Nance stressed the difficulty and complexity of Dharmakirti’s work. There are multiple levels of analysis (which can sometimes seem inconsistent...and perhaps are). As commentary is the central form of scholarship, there is also a push-pull textual relationship with older scholars, seeking to both anchor and highlight Dharmakirti’s own innovations.  Nor is Dharmakirti in a strictly Buddhist tradition, but is engaging with multiple approaches, especially Nyaya thought. Tracing this network of influence and conversation is complicated, with central texts and figures often difficult to date and locate precisely, and Buddhist monasteries, the centers of elite learning, having vast and varied collections with unclear ecological influence on the scholars within. Importantly, Dharmakirti makes use of Pramana thinking, which formed a scholarly lingua franca and a shared vocabulary for Indian philosophical work from the 5th to the 13th century.

Pramanas are means to the acquisition of right knowledge, and vary from school to school, often constituting essential differences between approaches. According to Dharmakirti, there are but two pramanas, perception and inference.

One of the central concerns of discussants was how to place Dharmakirti’s thought and Buddhist thought more broadly into their existing discussion of rigor, and how it contrasted with more historically European approaches. In response, Nance commented on some of the disciplinary goals of those who studied Indian philosophical thought in Western academic contexts. That is, both to establish the legitimacy of studying Buddhist epistemology on its own terms, but also to vindicate it as “real” philosophy. Historically, this has involved establishing similarities between Buddhist epistemological traditions and western ones, or influences on Western philosophers, such as with Schopenhauer and Peirce. Overall, Nance alleged, relevant differences have, if anything, been underemphasized in modern scholarship.

Nonetheless, Nance noted some general contrasts. Most important is the discursive context of the debate. The Buddhist tradition is explicitly soteriological, insofar as the express aim of right knowledge is to facilitate the achievement of nirvana and end suffering. In the tradition there is a distinction between inferences for oneself, and inference for others. The inference for others takes rhetorical primacy due to the pedagogical goal of eliminating ignorance. There is also the specific role of the Buddha, which functions as an epistemic loadstar in terms of his teaching, but also in terms of a regulative understanding of the epistemic certainty and insight that can be achieved.

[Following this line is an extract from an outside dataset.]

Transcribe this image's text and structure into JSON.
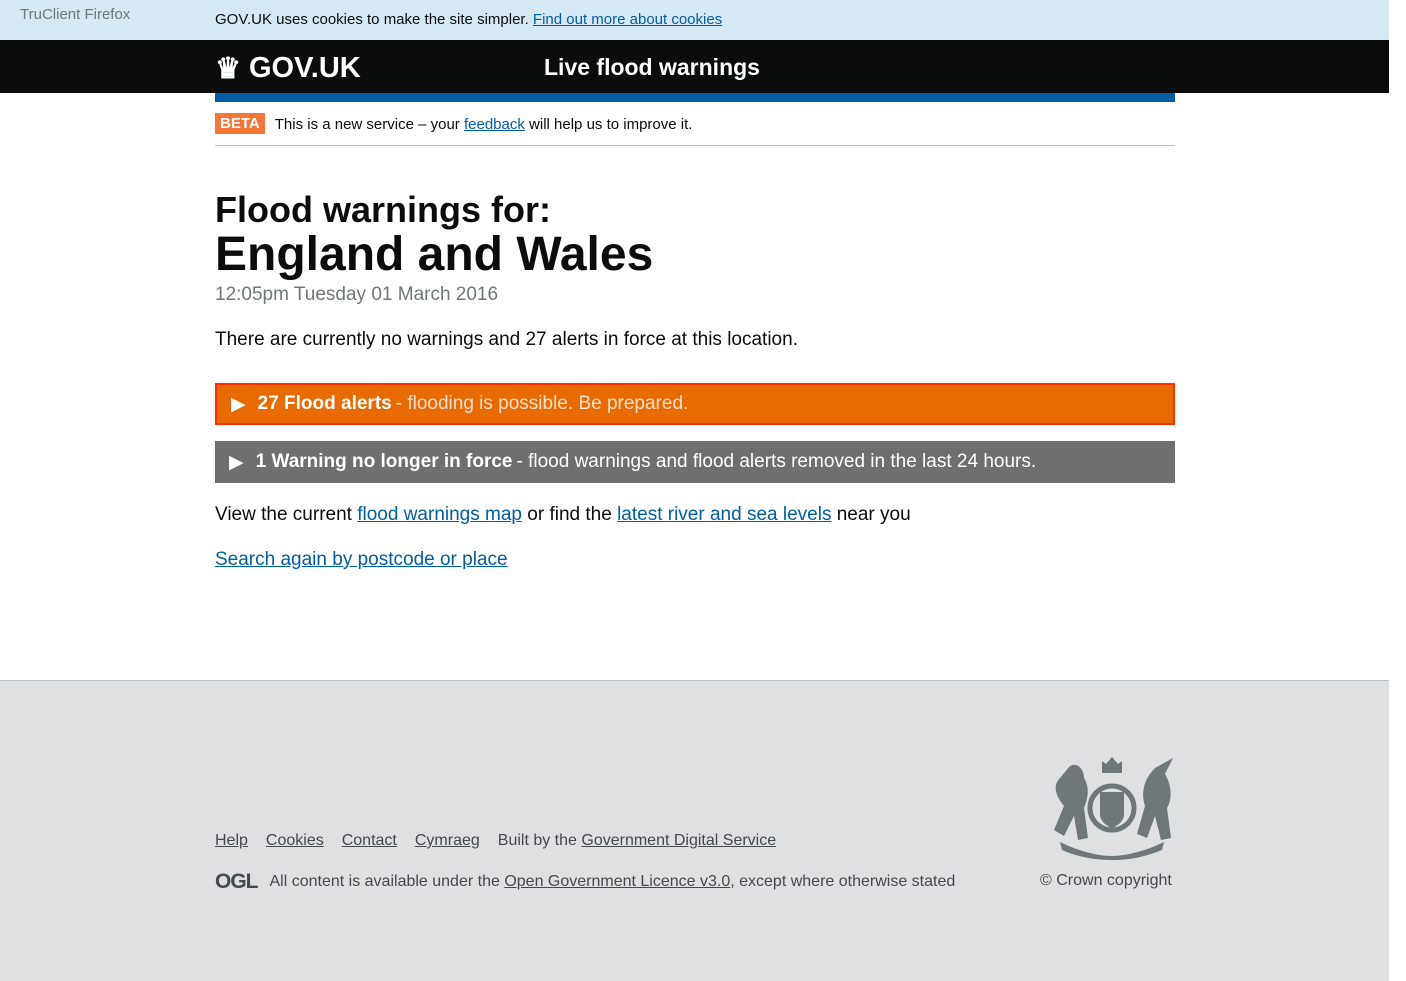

Discussants concluded by bringing up approach and methodologically reflective practice in Buddhist epistemology. Nance notes that it is rare to find, say, a treatise on methodology, but there is a very strong tradition of pedagogy, mentorship, and working through concrete examples. Vasubandu, in teaching commentary, provided hundreds of examples rather than a few abstract principles. Partly this relates to the orientation of Buddhist logic as well, which is geared towards the understanding of the world rather than the development of an abstract system. Nonetheless, it is not usually in conversation with the world the way, say, an interventionist approach to inquiry is.  Buddhist logic and epistemology is at core a cognitive analytic activity, standing alongside the other major fields of knowledge investigated in Buddhist monasteries, some of which were more practical and interventionist: arts, internal knowledge, languages (especially grammar), and medicine.